Politicians killing football

The politicians think they are doing a good job, but they are simply killing football. Every change must be gradual and there must be a grey phase  – induction and handing over. A team like Congo United has had almost four new coaches.

At the moment, Tanzania/Uganda has very sound youth programmes. Rwanda, the cry baby of yesterday has seven pitches done by FIFA, free of charge as Kenya continues playing politics.


“The Goal Project” is funding programmes for 3rd world to help them come up with their world counterparts. In 1974, Zaire represented Africa in the World Cup. They were beaten 10-0. Meridian partner Kenya-Holland wanted to invest in national football. But we lost Holland to Mathare United in 2000. We lost a partner. The conequence?  Lack of funding and exposure to rehabilitate the youth in the area.

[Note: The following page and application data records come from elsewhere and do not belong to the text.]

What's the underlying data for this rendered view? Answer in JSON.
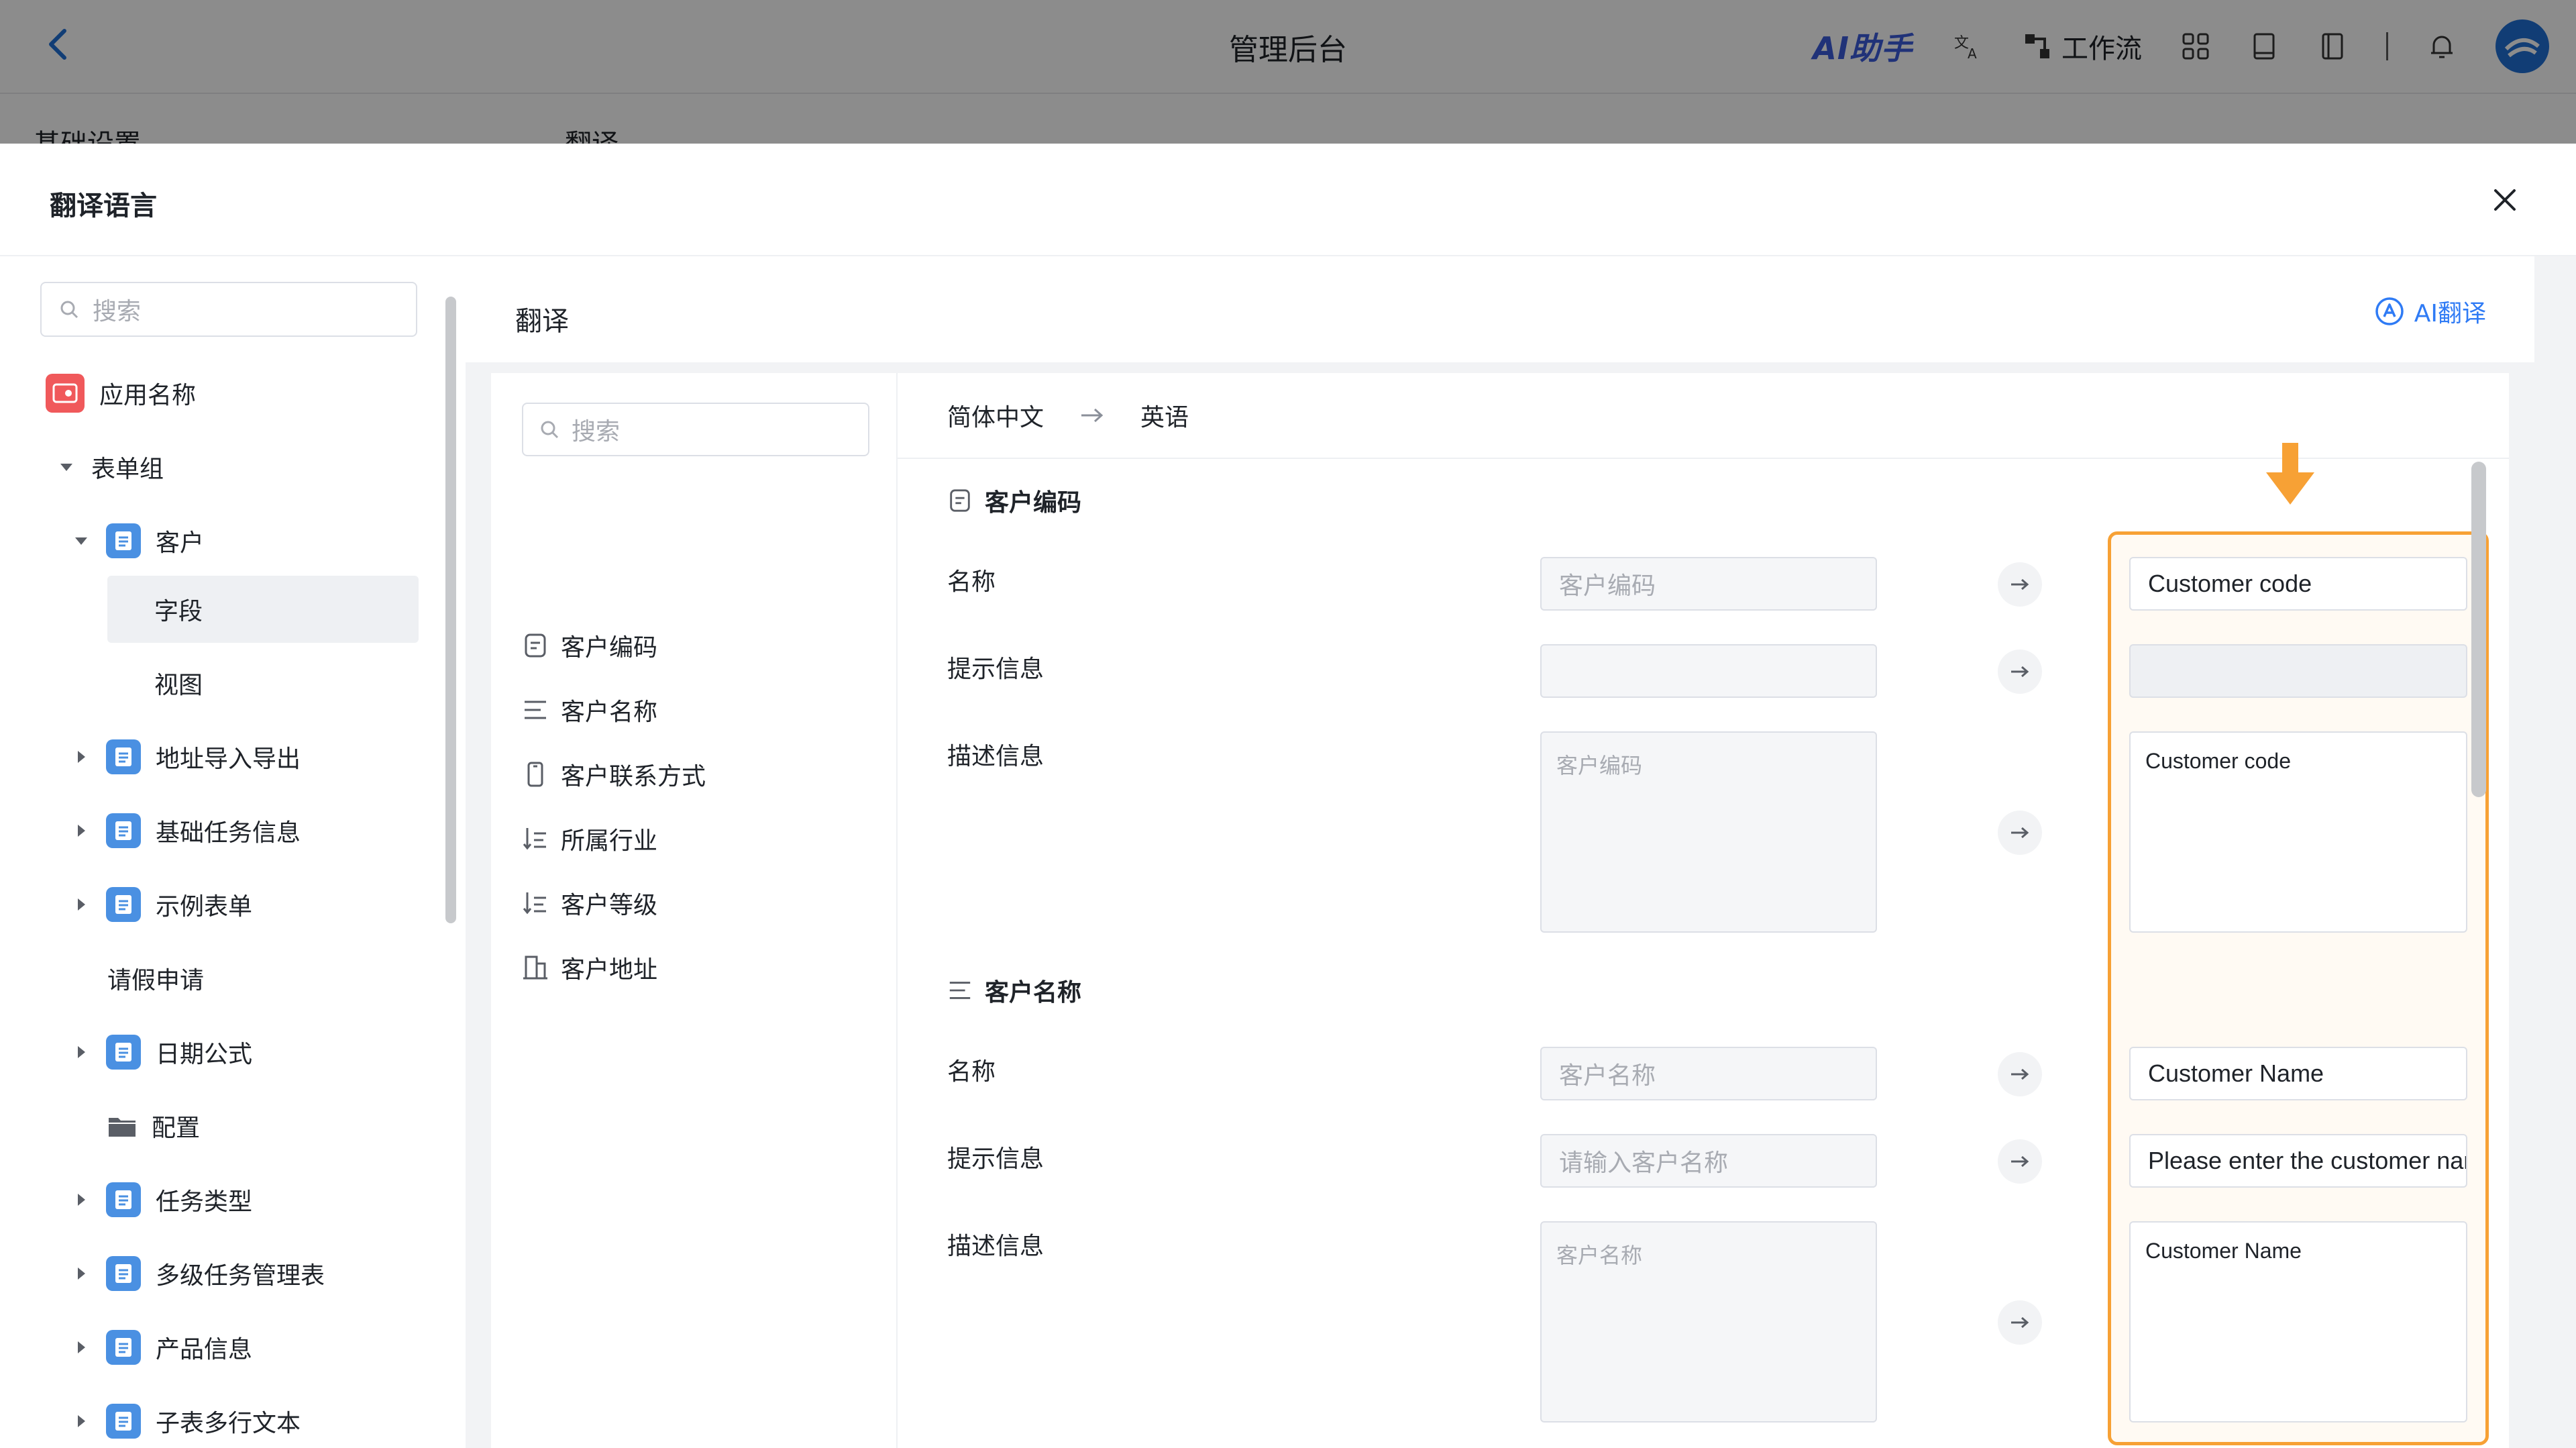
{
  "app": {
    "title": "管理后台",
    "ai_assistant": "AI助手",
    "workflow": "工作流",
    "bg_tab_left": "基础设置",
    "bg_tab_right": "翻译"
  },
  "dialog": {
    "title": "翻译语言"
  },
  "tree": {
    "search_placeholder": "搜索",
    "items": [
      {
        "label": "应用名称"
      },
      {
        "label": "表单组"
      },
      {
        "label": "客户"
      },
      {
        "label": "字段"
      },
      {
        "label": "视图"
      },
      {
        "label": "地址导入导出"
      },
      {
        "label": "基础任务信息"
      },
      {
        "label": "示例表单"
      },
      {
        "label": "请假申请"
      },
      {
        "label": "日期公式"
      },
      {
        "label": "配置"
      },
      {
        "label": "任务类型"
      },
      {
        "label": "多级任务管理表"
      },
      {
        "label": "产品信息"
      },
      {
        "label": "子表多行文本"
      }
    ]
  },
  "main": {
    "title": "翻译",
    "ai_translate": "AI翻译",
    "list_search_placeholder": "搜索",
    "fields": [
      {
        "label": "客户编码",
        "icon": "text-field-icon"
      },
      {
        "label": "客户名称",
        "icon": "lines-icon"
      },
      {
        "label": "客户联系方式",
        "icon": "phone-icon"
      },
      {
        "label": "所属行业",
        "icon": "sort-list-icon"
      },
      {
        "label": "客户等级",
        "icon": "sort-list-icon"
      },
      {
        "label": "客户地址",
        "icon": "building-icon"
      }
    ],
    "source_lang": "简体中文",
    "target_lang": "英语",
    "sections": [
      {
        "title": "客户编码",
        "name_label": "名称",
        "hint_label": "提示信息",
        "desc_label": "描述信息",
        "src_name": "客户编码",
        "src_hint": "",
        "src_desc": "客户编码",
        "dst_name": "Customer code",
        "dst_hint": "",
        "dst_desc": "Customer code"
      },
      {
        "title": "客户名称",
        "name_label": "名称",
        "hint_label": "提示信息",
        "desc_label": "描述信息",
        "src_name": "客户名称",
        "src_hint": "请输入客户名称",
        "src_desc": "客户名称",
        "dst_name": "Customer Name",
        "dst_hint": "Please enter the customer name",
        "dst_desc": "Customer Name"
      }
    ]
  },
  "colors": {
    "accent": "#2f7bf5",
    "highlight": "#f7a135",
    "doc_icon": "#4a90e2"
  }
}
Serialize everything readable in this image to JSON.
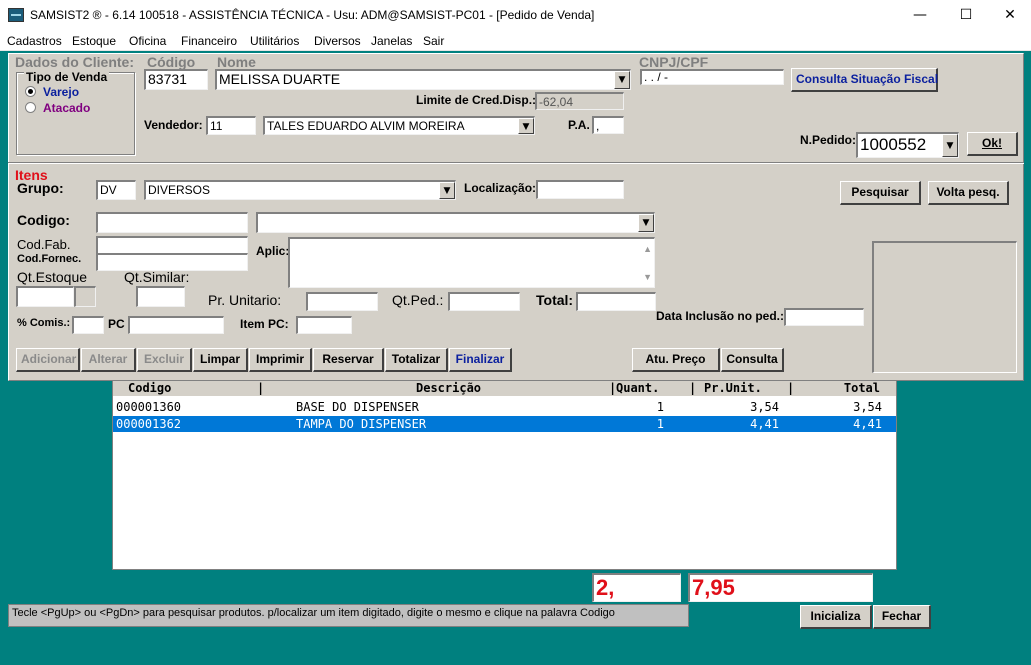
{
  "window": {
    "title": "SAMSIST2 ® - 6.14  100518 - ASSISTÊNCIA TÉCNICA - Usu: ADM@SAMSIST-PC01 - [Pedido de Venda]",
    "minimize": "—",
    "maximize": "☐",
    "close": "✕"
  },
  "menu": [
    "Cadastros",
    "Estoque",
    "Oficina",
    "Financeiro",
    "Utilitários",
    "Diversos",
    "Janelas",
    "Sair"
  ],
  "cliente": {
    "section_label": "Dados do Cliente:",
    "codigo_label": "Código",
    "codigo_value": "83731",
    "nome_label": "Nome",
    "nome_value": "MELISSA DUARTE",
    "cnpj_label": "CNPJ/CPF",
    "cnpj_value": " .   .   /    -",
    "consulta_fiscal_button": "Consulta Situação Fiscal",
    "limite_label": "Limite de Cred.Disp.:",
    "limite_value": "-62,04",
    "vendedor_label": "Vendedor:",
    "vendedor_code": "11",
    "vendedor_name": "TALES EDUARDO ALVIM MOREIRA",
    "pa_label": "P.A.",
    "pa_value": ",",
    "npedido_label": "N.Pedido:",
    "npedido_value": "1000552",
    "ok_button": "Ok!"
  },
  "tipo_venda": {
    "label": "Tipo de Venda",
    "options": [
      {
        "label": "Varejo",
        "selected": true,
        "color": "#0a1f9e"
      },
      {
        "label": "Atacado",
        "selected": false,
        "color": "#800080"
      }
    ]
  },
  "itens": {
    "section_label": "Itens",
    "grupo_label": "Grupo:",
    "grupo_code": "DV",
    "grupo_name": "DIVERSOS",
    "localizacao_label": "Localização:",
    "pesquisar_button": "Pesquisar",
    "volta_pesq_button": "Volta pesq.",
    "codigo_label": "Codigo:",
    "codfab_label": "Cod.Fab.",
    "codfornec_label": "Cod.Fornec.",
    "aplic_label": "Aplic:",
    "qtestoque_label": "Qt.Estoque",
    "qtsimilar_label": "Qt.Similar:",
    "prunitario_label": "Pr. Unitario:",
    "qtped_label": "Qt.Ped.:",
    "total_label": "Total:",
    "comis_label": "% Comis.:",
    "pc_label": "PC",
    "itempc_label": "Item PC:",
    "data_inclusao_label": "Data Inclusão no ped.:"
  },
  "actions": {
    "adicionar": "Adicionar",
    "alterar": "Alterar",
    "excluir": "Excluir",
    "limpar": "Limpar",
    "imprimir": "Imprimir",
    "reservar": "Reservar",
    "totalizar": "Totalizar",
    "finalizar": "Finalizar",
    "atu_preco": "Atu. Preço",
    "consulta": "Consulta"
  },
  "grid": {
    "columns": [
      "Codigo",
      "Descrição",
      "Quant.",
      "Pr.Unit.",
      "Total"
    ],
    "rows": [
      {
        "codigo": "000001360",
        "descricao": "BASE DO DISPENSER",
        "quant": "1",
        "pr_unit": "3,54",
        "total": "3,54",
        "selected": false
      },
      {
        "codigo": "000001362",
        "descricao": "TAMPA DO DISPENSER",
        "quant": "1",
        "pr_unit": "4,41",
        "total": "4,41",
        "selected": true
      }
    ]
  },
  "totals": {
    "qty": "2,",
    "amount": "7,95"
  },
  "status": {
    "text": "Tecle <PgUp> ou <PgDn> para pesquisar produtos. p/localizar um item digitado, digite o mesmo e clique na palavra Codigo"
  },
  "bottom_buttons": {
    "inicializa": "Inicializa",
    "fechar": "Fechar"
  }
}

Poor Pitch

FIFA has realised the number one challenge in Africa, is poor pitch conditions. It is high time the Government offered the piece of land which it could co-own with the local Federation and FIFA.

Phase One, would be to develop a hostel (kitchen, dining room, lecture hall/sleeping quarters) fully equipped. Phase Two would be funding of the block; they give the Association money to build. In Phase Three, the funds would be invested in artificial pitches, at least two; a training pitch and the Main Stadium.

No reason

There is no reason why Harambee Stars stay in Hotels. We as Kenya never got to the third phase because of Non-co-operation of Government. The Government has consistently disregarded FIFA and failed to recognise it as the Supreme football body.

Phase Four is the development of  a National Stadium such as the City Stadium. FIFA came in, gave funds, developed pitch to elevate the pitch standard. “The Stadium is always full during matches. The City Council should have elevated the status to build a perimeter wall across the entire site.  The inner stadium wall should have been raised to about 15 feet and offices and stalls erected. It would have generated a lot of income. The hawkers should have moved into the car park and paid rent. People could use buses to town,” says Naggi.

Government wants to eat

But it seems like the Government only wants to eat; they do not want to develop. That is why this country is where it is.

Part 3: Who is this Patrick Naggi and what secret things has he done when he was a footballer? To be continued. Look out for the Sports Features page.

Copyright Omwa Ombara 2012.